By K. Michelle Lind, AAR General Counsel
A buyer purchases a home “as is” and while remodeling, finds a half a million dollars hidden in a wall. Who owns the money—the buyer or the seller? The Arizona Court of the Appeals recently answered this question in Spann v. Jennings, 635 Ariz. Adv. Rep. 10 (May 31, 2012).
Robert Spann lived in his Paradise Valley home until he passed away in 2001. His daughter, Karen Spann Grande (“Seller”), became the personal representative of his estate. The seller knew from experience that he had hidden gold, cash, and other valuables in unusual places in other homes. Over the course of seven years, she found stocks and bonds, as well as hundreds of military-style green ammunition cans hidden throughout the house, some of which contained gold or cash.
In 2008, the home was sold “as is” to the buyers. The buyers hired a contractor to remodel the home. Shortly after the work began, an employee of the contractor discovered two ammunition cans full of cash in the kitchen wall, and two more cash-filled ammo cans inside the framing of an upstairs bathroom.
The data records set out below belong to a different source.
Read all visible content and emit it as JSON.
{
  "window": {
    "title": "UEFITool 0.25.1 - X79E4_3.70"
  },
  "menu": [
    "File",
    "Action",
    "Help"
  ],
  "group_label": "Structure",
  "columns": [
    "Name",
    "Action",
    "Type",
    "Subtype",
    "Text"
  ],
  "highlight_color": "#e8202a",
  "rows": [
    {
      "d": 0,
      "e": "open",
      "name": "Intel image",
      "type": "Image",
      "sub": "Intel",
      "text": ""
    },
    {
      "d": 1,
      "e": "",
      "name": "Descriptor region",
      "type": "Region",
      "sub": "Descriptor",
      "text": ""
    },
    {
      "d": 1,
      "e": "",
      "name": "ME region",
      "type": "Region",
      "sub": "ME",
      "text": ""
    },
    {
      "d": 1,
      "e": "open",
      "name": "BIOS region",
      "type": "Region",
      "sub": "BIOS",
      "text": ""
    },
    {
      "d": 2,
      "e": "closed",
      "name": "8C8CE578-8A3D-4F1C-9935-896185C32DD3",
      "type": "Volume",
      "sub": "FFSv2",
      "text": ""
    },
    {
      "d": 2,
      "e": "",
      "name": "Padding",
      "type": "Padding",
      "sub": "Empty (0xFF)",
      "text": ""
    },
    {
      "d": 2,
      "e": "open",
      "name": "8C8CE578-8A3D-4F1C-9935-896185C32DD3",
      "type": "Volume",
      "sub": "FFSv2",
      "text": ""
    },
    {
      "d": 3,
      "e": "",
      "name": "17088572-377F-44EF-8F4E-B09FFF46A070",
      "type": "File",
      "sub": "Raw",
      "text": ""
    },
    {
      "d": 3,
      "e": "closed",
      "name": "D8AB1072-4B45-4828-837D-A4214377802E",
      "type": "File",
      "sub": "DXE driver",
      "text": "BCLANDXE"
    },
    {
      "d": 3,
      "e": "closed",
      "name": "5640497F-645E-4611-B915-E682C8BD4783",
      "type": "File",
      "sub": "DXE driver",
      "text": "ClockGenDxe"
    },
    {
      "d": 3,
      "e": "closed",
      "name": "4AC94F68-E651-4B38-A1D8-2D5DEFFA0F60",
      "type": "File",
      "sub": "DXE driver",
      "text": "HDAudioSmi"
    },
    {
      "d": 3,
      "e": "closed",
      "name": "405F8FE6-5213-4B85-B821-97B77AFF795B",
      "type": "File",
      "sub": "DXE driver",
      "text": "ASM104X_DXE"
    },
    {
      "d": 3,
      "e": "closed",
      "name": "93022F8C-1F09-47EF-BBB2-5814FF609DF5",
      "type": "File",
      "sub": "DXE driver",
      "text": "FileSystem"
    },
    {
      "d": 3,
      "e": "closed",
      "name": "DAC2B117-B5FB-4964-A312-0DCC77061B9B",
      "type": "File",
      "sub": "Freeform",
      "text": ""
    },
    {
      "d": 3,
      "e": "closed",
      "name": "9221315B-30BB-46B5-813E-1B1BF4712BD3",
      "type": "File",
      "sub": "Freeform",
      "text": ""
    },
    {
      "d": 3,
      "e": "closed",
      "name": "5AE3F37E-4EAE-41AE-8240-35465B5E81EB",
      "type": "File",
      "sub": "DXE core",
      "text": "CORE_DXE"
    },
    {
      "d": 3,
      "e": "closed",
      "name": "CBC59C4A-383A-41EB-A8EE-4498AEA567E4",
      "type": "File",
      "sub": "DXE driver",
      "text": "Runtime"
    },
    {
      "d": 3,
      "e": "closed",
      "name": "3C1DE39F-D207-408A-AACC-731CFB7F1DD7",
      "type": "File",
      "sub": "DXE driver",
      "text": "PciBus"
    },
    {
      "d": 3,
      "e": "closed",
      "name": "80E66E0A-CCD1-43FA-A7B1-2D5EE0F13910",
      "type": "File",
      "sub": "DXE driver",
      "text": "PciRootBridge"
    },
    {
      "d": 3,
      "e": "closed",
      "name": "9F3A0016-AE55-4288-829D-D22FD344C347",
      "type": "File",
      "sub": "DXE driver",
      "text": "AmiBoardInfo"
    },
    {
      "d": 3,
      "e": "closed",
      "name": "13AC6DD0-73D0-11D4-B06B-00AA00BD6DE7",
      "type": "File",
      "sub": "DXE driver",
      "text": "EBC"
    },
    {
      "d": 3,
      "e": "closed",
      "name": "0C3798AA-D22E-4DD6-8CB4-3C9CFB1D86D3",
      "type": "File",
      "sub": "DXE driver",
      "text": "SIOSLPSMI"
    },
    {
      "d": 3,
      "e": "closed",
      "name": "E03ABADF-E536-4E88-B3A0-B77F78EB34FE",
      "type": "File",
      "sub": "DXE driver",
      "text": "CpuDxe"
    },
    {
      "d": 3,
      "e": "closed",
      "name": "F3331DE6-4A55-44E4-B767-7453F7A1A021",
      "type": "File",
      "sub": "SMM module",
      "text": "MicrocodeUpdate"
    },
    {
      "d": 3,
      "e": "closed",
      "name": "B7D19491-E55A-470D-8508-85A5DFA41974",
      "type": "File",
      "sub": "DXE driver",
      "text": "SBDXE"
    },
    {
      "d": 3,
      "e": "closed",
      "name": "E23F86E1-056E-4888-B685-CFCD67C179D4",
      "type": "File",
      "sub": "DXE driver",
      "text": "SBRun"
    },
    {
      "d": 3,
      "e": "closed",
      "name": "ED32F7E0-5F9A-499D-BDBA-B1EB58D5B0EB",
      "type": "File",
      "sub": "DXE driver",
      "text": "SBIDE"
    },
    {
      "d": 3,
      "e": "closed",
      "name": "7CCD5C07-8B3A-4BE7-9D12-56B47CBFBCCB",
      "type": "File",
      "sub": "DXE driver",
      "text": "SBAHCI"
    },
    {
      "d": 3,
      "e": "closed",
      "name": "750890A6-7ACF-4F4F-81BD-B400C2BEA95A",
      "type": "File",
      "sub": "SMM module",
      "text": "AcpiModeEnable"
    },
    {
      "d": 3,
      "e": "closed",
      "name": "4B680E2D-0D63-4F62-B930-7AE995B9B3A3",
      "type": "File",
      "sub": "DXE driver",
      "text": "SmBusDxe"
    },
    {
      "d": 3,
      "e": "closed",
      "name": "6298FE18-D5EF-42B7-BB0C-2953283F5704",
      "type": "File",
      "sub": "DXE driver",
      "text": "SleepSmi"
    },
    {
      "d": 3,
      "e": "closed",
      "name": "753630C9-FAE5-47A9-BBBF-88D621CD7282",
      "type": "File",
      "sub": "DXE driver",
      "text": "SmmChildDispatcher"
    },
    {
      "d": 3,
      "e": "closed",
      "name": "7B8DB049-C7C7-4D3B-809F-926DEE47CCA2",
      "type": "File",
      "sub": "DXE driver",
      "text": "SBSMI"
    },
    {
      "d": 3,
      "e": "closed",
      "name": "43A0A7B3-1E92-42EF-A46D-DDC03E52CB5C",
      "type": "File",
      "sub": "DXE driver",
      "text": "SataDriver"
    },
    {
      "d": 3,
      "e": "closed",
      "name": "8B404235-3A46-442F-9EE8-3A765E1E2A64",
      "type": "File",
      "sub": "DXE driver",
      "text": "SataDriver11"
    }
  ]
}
The contractor did not disclose the found money to the buyers right away and hid the money. Eventually, the contractor told the buyers about the
discovery and the police ultimately took control of the $500,000.
The buyers sued the contractor for fraudulent misrepresentation, conversion, and a declaration that he had no right to the money, and the contractor filed a counterclaim for a declaration that he was entitled to the found funds. The seller also filed a petition in probate court on behalf of the estate to recover the money. The two cases were consolidated.
The trial court ruled that the money belonged to the seller and the buyer appealed, arguing that the money was abandoned when the home was sold “as is.”
The court of appeals stated that a finder’s rights depend on how a court classifies the found property. Found property can be classified as:
- Mislaid: the owner intentionally places it in a certain place and later forgets about it.
- Lost: the owner unintentionally parts with it through either carelessness or neglect.
- Abandoned: it is thrown away or voluntarily forsaken by its owner.
- Treasure trove: it is verifiably antiquated and concealed for so long that the owner is probably dead or unknown.
Generally, a finder of lost, abandoned, or treasure trove property acquires a right to possess the property against the entire world, except the rightful owner, regardless of where the property was found. However, a finder of mislaid property must turn the property over to the owner of the premises where the property was found, and the premises owner has a duty to safeguard the property for the true owner.
The court also noted an American Law Reports article “Title to Unknown Valuables Secreted in Articles Sold:”
Where both buyer and seller were ignorant of the existence or presence of the concealed valuable, and the contract was not broad enough to indicate an intent to convey all the contents, known or unknown, the courts have generally held that as between the owner and purchaser, title to the hidden article did not pass by the sale.
Ultimately, in this case, the court found that the money was mislaid and, therefore, as a matter of law, the money belonged to the seller. So the “finders” were not the “keepers.”
[Editor’s Note: K. Michelle Lind, Esq. is General Counsel/Assistant CEO to the Arizona Association of REALTORS®. Michelle oversees AAR’s Risk Management Committee, which includes professional standards administration for twenty of the state’s local REALTOR® associations, and the development of standard real estate forms. She is the author of Arizona Real Estate: A Professional’s Guide to Law & Practice and a regular contributor to Arizona REALTOR® Magazine and the Arizona Journal of Real Estate & Business.
Note: This article is of a general nature and may not be updated or revised for accuracy as statutory or case law changes following the date of first publication. Further, this article reflects only the opinion of the author. It is not intended as definitive legal advice, and you should not act upon it without seeking independent legal counsel.]